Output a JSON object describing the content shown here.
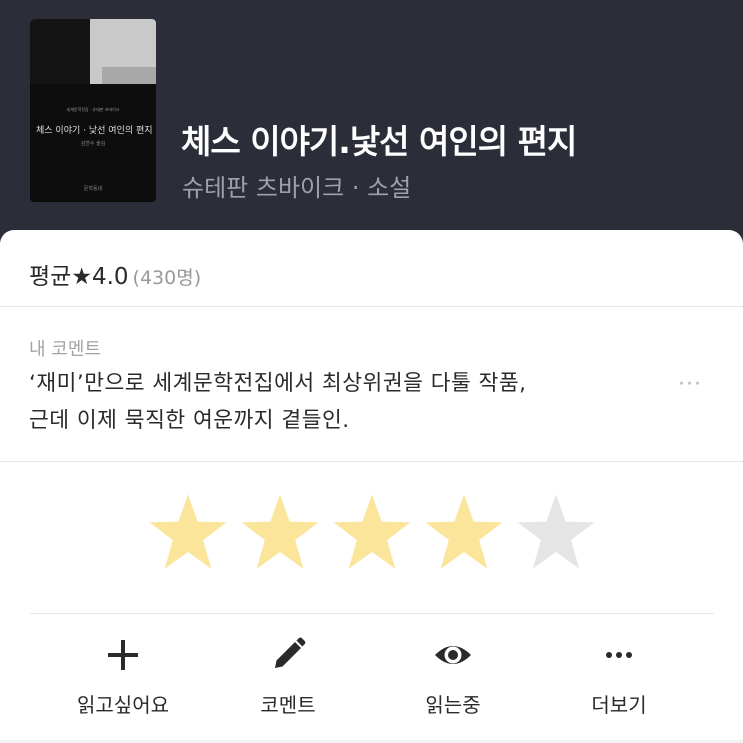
{
  "book": {
    "cover": {
      "series_small_text": "세계문학전집 · 슈테판 츠바이크",
      "title_text": "체스 이야기 · 낯선 여인의 편지",
      "author_text": "김연수 옮김",
      "publisher_text": "문학동네"
    },
    "title": "체스 이야기.낯선 여인의 편지",
    "subtitle": "슈테판 츠바이크 · 소설"
  },
  "rating": {
    "average_label": "평균",
    "star_glyph": "★",
    "average_value": "4.0",
    "count_text": "(430명)"
  },
  "my_comment": {
    "label": "내 코멘트",
    "lines": [
      "‘재미’만으로 세계문학전집에서 최상위권을 다툴 작품,",
      "근데 이제 묵직한 여운까지 곁들인."
    ],
    "more_glyph": "···"
  },
  "my_rating": {
    "value": 4,
    "max": 5,
    "filled_color": "#fbe59a",
    "empty_color": "#e5e5e5"
  },
  "actions": [
    {
      "label": "읽고싶어요",
      "icon": "plus-icon"
    },
    {
      "label": "코멘트",
      "icon": "pencil-icon"
    },
    {
      "label": "읽는중",
      "icon": "eye-icon"
    },
    {
      "label": "더보기",
      "icon": "more-dots-icon"
    }
  ],
  "colors": {
    "header_bg": "#2b2d38",
    "text_primary": "#2a2a2a",
    "text_muted": "#999999"
  }
}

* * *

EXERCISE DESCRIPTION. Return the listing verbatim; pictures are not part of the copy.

RESPONSE BELOW.
Output a JSON object describing the content shown here.
{
  "book": {
    "cover": {
      "series_small_text": "세계문학전집 · 슈테판 츠바이크",
      "title_text": "체스 이야기 · 낯선 여인의 편지",
      "author_text": "김연수 옮김",
      "publisher_text": "문학동네"
    },
    "title": "체스 이야기.낯선 여인의 편지",
    "subtitle": "슈테판 츠바이크 · 소설"
  },
  "rating": {
    "average_label": "평균",
    "star_glyph": "★",
    "average_value": "4.0",
    "count_text": "(430명)"
  },
  "my_comment": {
    "label": "내 코멘트",
    "lines": [
      "‘재미’만으로 세계문학전집에서 최상위권을 다툴 작품,",
      "근데 이제 묵직한 여운까지 곁들인."
    ],
    "more_glyph": "···"
  },
  "my_rating": {
    "value": 4,
    "max": 5,
    "filled_color": "#fbe59a",
    "empty_color": "#e5e5e5"
  },
  "actions": [
    {
      "label": "읽고싶어요",
      "icon": "plus-icon"
    },
    {
      "label": "코멘트",
      "icon": "pencil-icon"
    },
    {
      "label": "읽는중",
      "icon": "eye-icon"
    },
    {
      "label": "더보기",
      "icon": "more-dots-icon"
    }
  ],
  "colors": {
    "header_bg": "#2b2d38",
    "text_primary": "#2a2a2a",
    "text_muted": "#999999"
  }
}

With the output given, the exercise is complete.